> **THE TASK**:
Which lines of the listing hold the string "Teams"? Copy those lines.

> **INFORMATION**:
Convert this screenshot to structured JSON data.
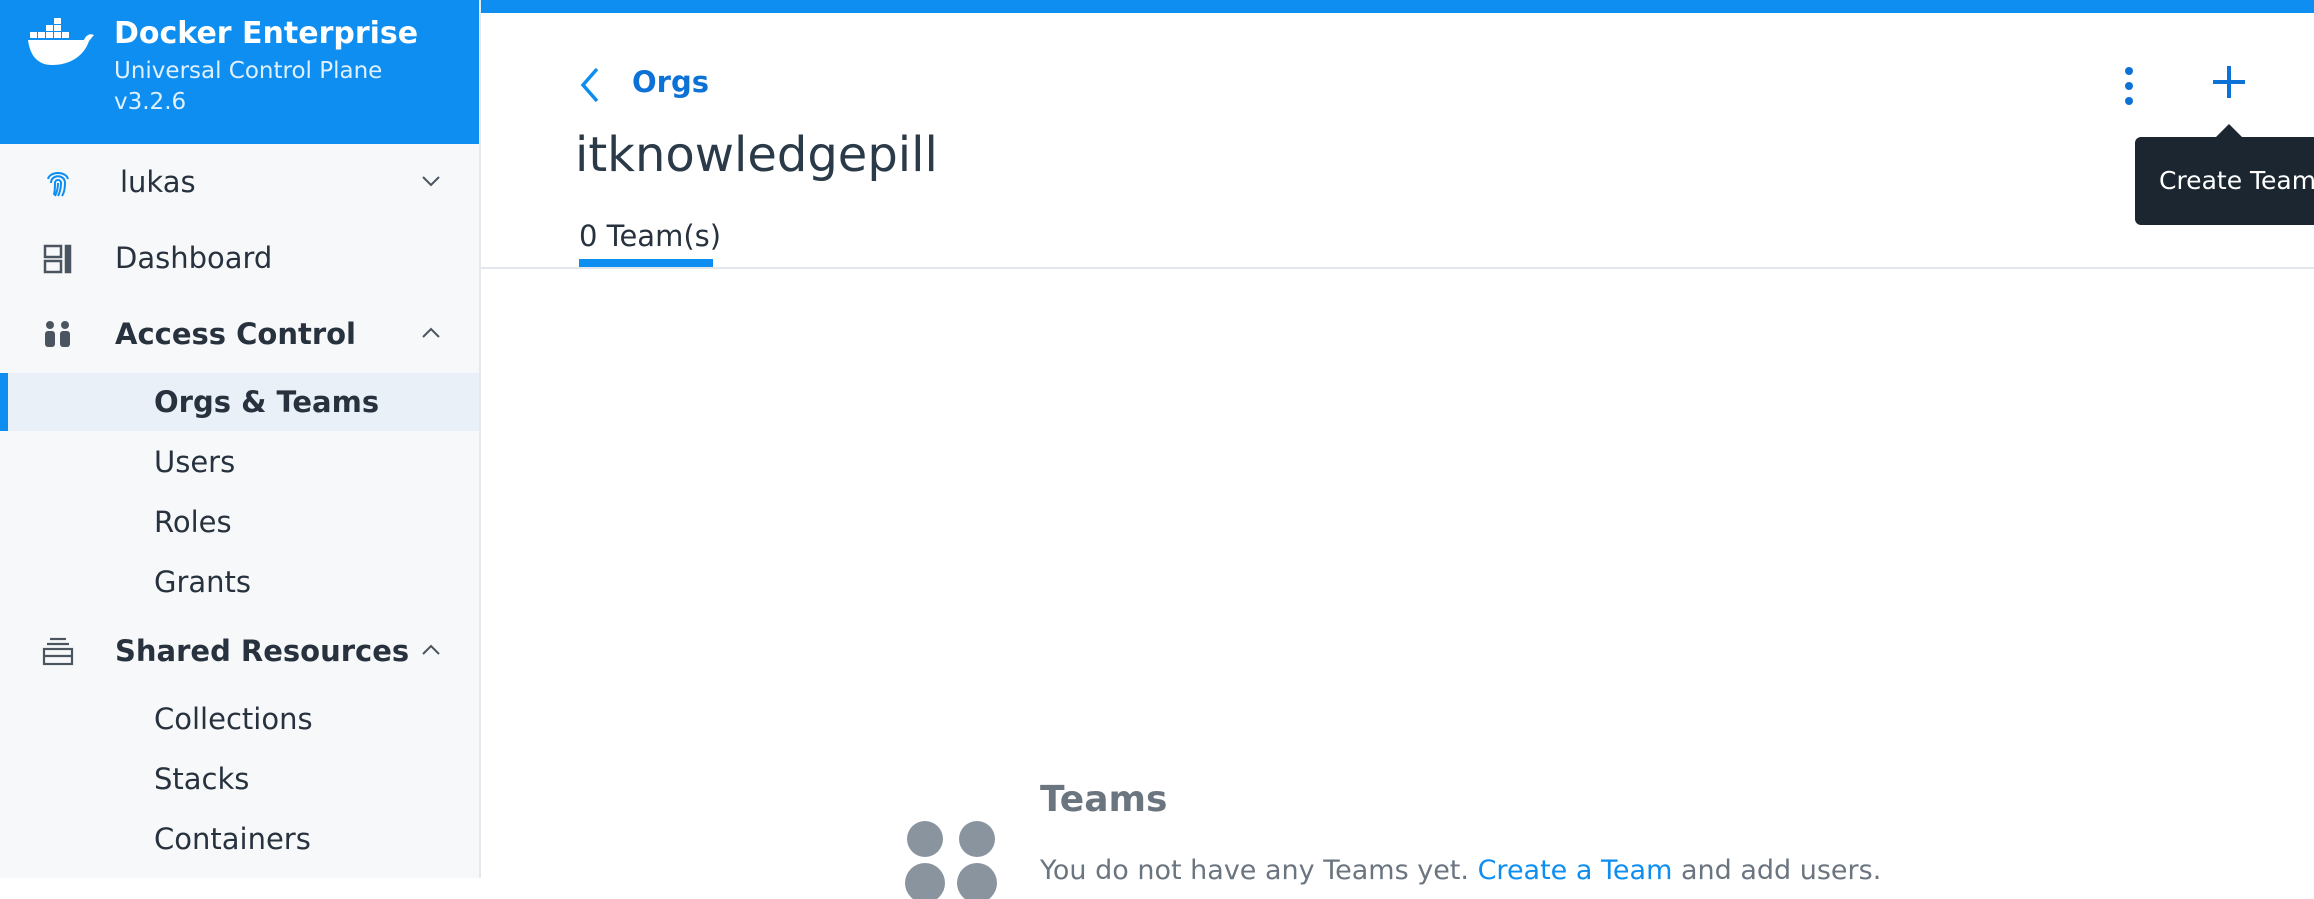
{
  "brand": {
    "title": "Docker Enterprise",
    "subtitle": "Universal Control Plane",
    "version": "v3.2.6",
    "color": "#0d8ef0"
  },
  "sidebar": {
    "user": {
      "label": "lukas",
      "icon": "fingerprint-icon"
    },
    "items": [
      {
        "label": "Dashboard",
        "icon": "dashboard-icon"
      },
      {
        "label": "Access Control",
        "icon": "people-icon",
        "expanded": true,
        "children": [
          {
            "label": "Orgs & Teams",
            "active": true
          },
          {
            "label": "Users"
          },
          {
            "label": "Roles"
          },
          {
            "label": "Grants"
          }
        ]
      },
      {
        "label": "Shared Resources",
        "icon": "stack-icon",
        "expanded": true,
        "children": [
          {
            "label": "Collections"
          },
          {
            "label": "Stacks"
          },
          {
            "label": "Containers"
          }
        ]
      }
    ]
  },
  "header": {
    "breadcrumb": "Orgs",
    "title": "itknowledgepill",
    "tabs": [
      {
        "label": "0 Team(s)",
        "active": true
      }
    ],
    "tooltip": "Create Team"
  },
  "empty_state": {
    "title": "Teams",
    "text_before": "You do not have any Teams yet. ",
    "link": "Create a Team",
    "text_after": " and add users."
  }
}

> **YOUR RESPONSE**:
            "label": "Orgs & Teams",
    "title": "Teams",
    "text_before": "You do not have any Teams yet. ",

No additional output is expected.